Good and God: The Enlightenment Projects in Europe and China

blankpage Keekok Lee
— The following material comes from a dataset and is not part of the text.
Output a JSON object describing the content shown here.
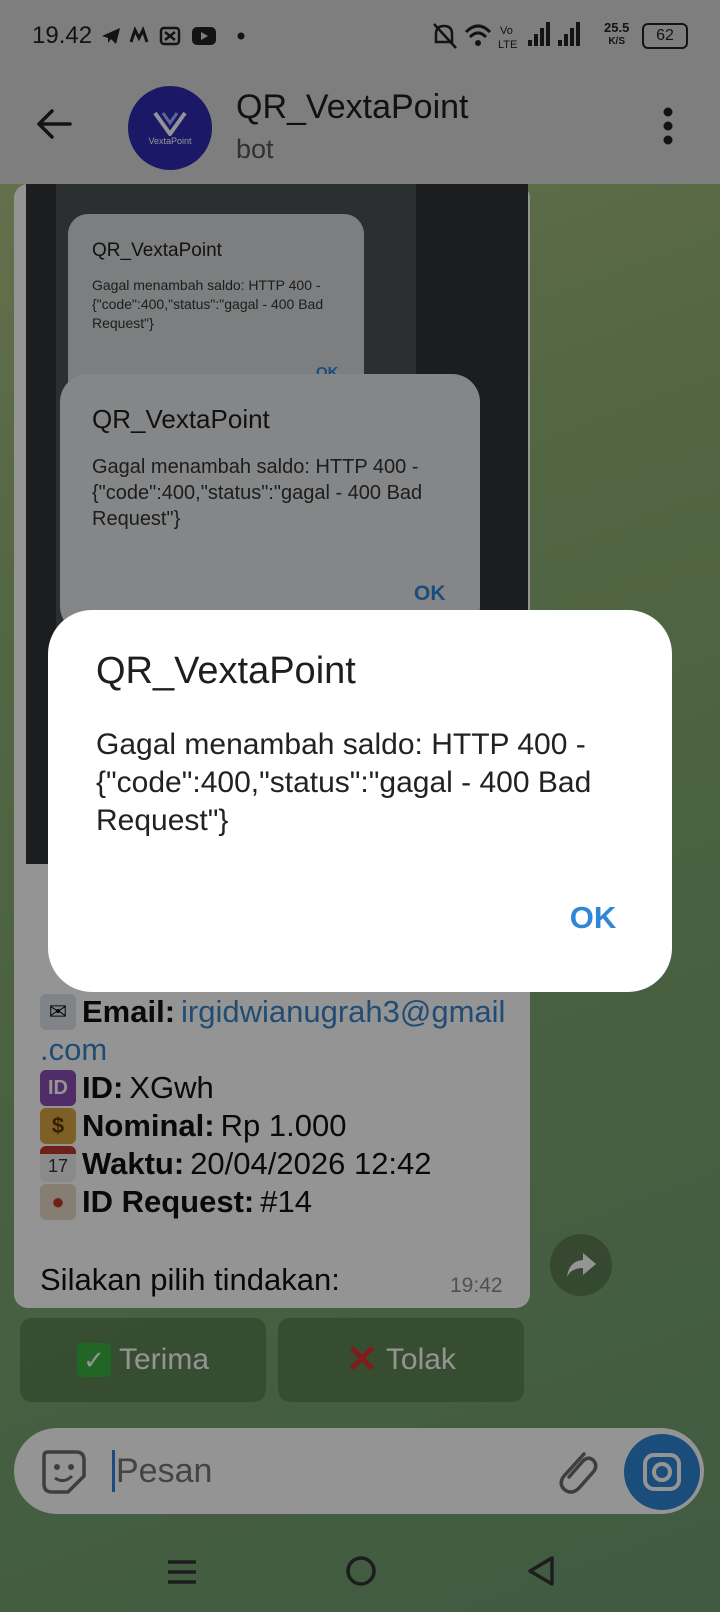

This paper will explore the following themes: (1) To argue that the concepts of Good and God belong to distinctly different discourses – the former to ethics or moral philosophy, the latter to religion; (2) There is no necessary logical link between Good and God; (3) Far from God logically preceding Good, it is Good which logically precedes God and guarantees its existence as a supernatural entity; (4) From above it follows that a society can be moral and not subscribe to a religion which postulates the existence of God as a supernatural entity; (5) Chinese history, its culture and its civilisation which have lasted and continues to endure for at least two and a half thousand years constitutes a refutation of the thesis that there can be no morality without religion and that a society resting solely on Good and not God could survive; (6) European Enlightenment which occurred in the 18th century is about dispensing with God and religion, ushering in secularism and humanism as an alternative philosophical foundation for society; (7) The Chinese has been secular and humanistic since the Spring and Autumn period when Kongzi and other philosophers lived and taught. This means that the Chinese Enlightenment Project has occurred, more than two thousand years before the European Enlightenment Project; (8) Furthermore, there is compelling circumstantial evidence that the Chinese Project could have played a role in the emergence of the European Project via the Jesuit route of knowledge transmission from the East to the West.